We should never stop feeding our appetites for knowledge, writes CAROLYN HENDERSON The more time you spend with horses, the more you realise that you never stop learning about them. Learning goes through stages. You start off like a sponge, soaking up anything and everything. Then you get to know your fetlocks from your withers and feel more confident. Finally, you decide that with the right support, you know enough to become a horse owner – which is when the roller coaster ride really begins. In some ways, I envy those who are starting their horse-owning journey. There is so much science-based knowledge available that vital aspects of management, such as feeding, can be based on fact rather than fiction. In others, I respect horse sense – knowledge built through time spent with horses and from listening to those who have spent a lifetime observing them and feeling their responses when riding.



The best of both worlds comes from combining the two, being ready to ask questions and always being ready to question the way you do things. That’s why I was sad to read cutting replies on a respected online forum to a member who asked for views on feeding her horse. She knew all the correct principles, from basing every diet on good quality forage to feeding according to age, type, and workload, but wanted to fine tune her horse’s diet now that she was stepping up a rung on the competition ladder. Some members shared their experiences while others suggested companies whose nutritionists had, they felt, given good advice. Sadly, others were scathing and sneered at both the poster of the original query and the nutritionists others recommended. “If you don’t know how to feed a horse, you shouldn’t own one,” declared one person. Others believed that you couldn’t trust nutritionists, because all they wanted to do was push their own products. There are a few potholes in those beliefs. One is that no matter how knowledgeable you think you are, you need to keep up to date with the latest research and decide if and how you apply it to your circumstances. It’s the equivalent of CPD (continuous professional development) which is, or should be, vital in any workplace. Knowledge evolves. For instance, we all spent decades thinking that hanging cheek snaffles applied a little poll pressure. 



Pressure testing analysis has shown that this isn’t the case. Does it matter? Perhaps not, if you remember the principle of observing your horse and being aware of his reactions. If he responds happily to the actions of a bit – and, just as important, the hands on the reins – you might not need to know how it works, just that it does. On the other hand, if he doesn’t like a bit where rein signals are transmitted instantly, or you don’t yet have the finesse to use it, you might use that research to direct you towards another combination of cheekpiece and mouthpiece. As for qualified nutritionists…well, hopefully they’ve helped most of us bust through feeding myths such as “Every horse should be given a bran mash once a week” and “Carrots are dangerous because they’re so high in sugar.” If you want to know more, call one of the brilliant free helplines offered by reputable companies and ask a good nutritionist! I hope those scathing posters ended up eating their words, because I doubt they’d ever talked to one.  

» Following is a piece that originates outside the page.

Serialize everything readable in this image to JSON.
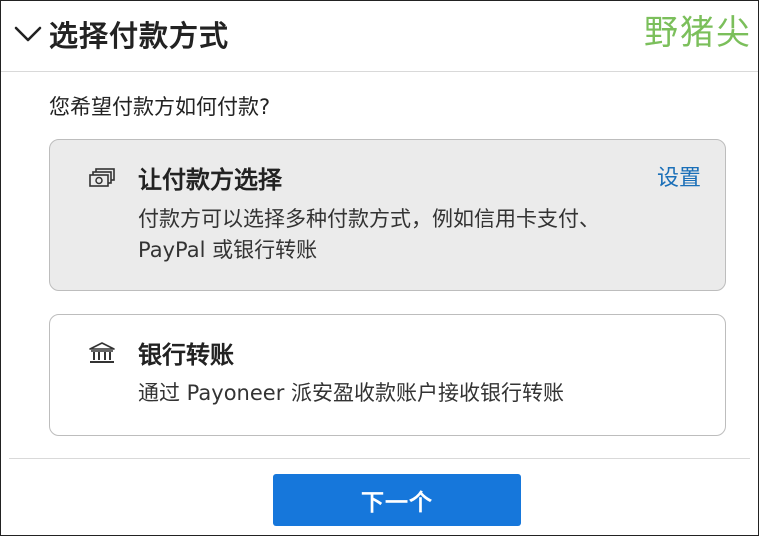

If you ring up a company, then of course the advice will centre on their products. But it should be – and in my experience, always is – based on sound principles and the latest research and will take into account a whole range of factors, including your horse’s lifestyle. As part of research for a magazine article, I once contacted six company nutritionists asking for advice for an imaginary horse and scenario. As far as they were concerned, I was a potential customer. In every case, I was given broad-based advice and while they suggested a feeding programme based on their products, the principles remained the same. And those scathing forum posters? I certainly don’t know it all, but I do know one thing. One day, a horse will show them that they aren’t as clever as they think. Then, perhaps, they’ll realise we all need to keep on learning.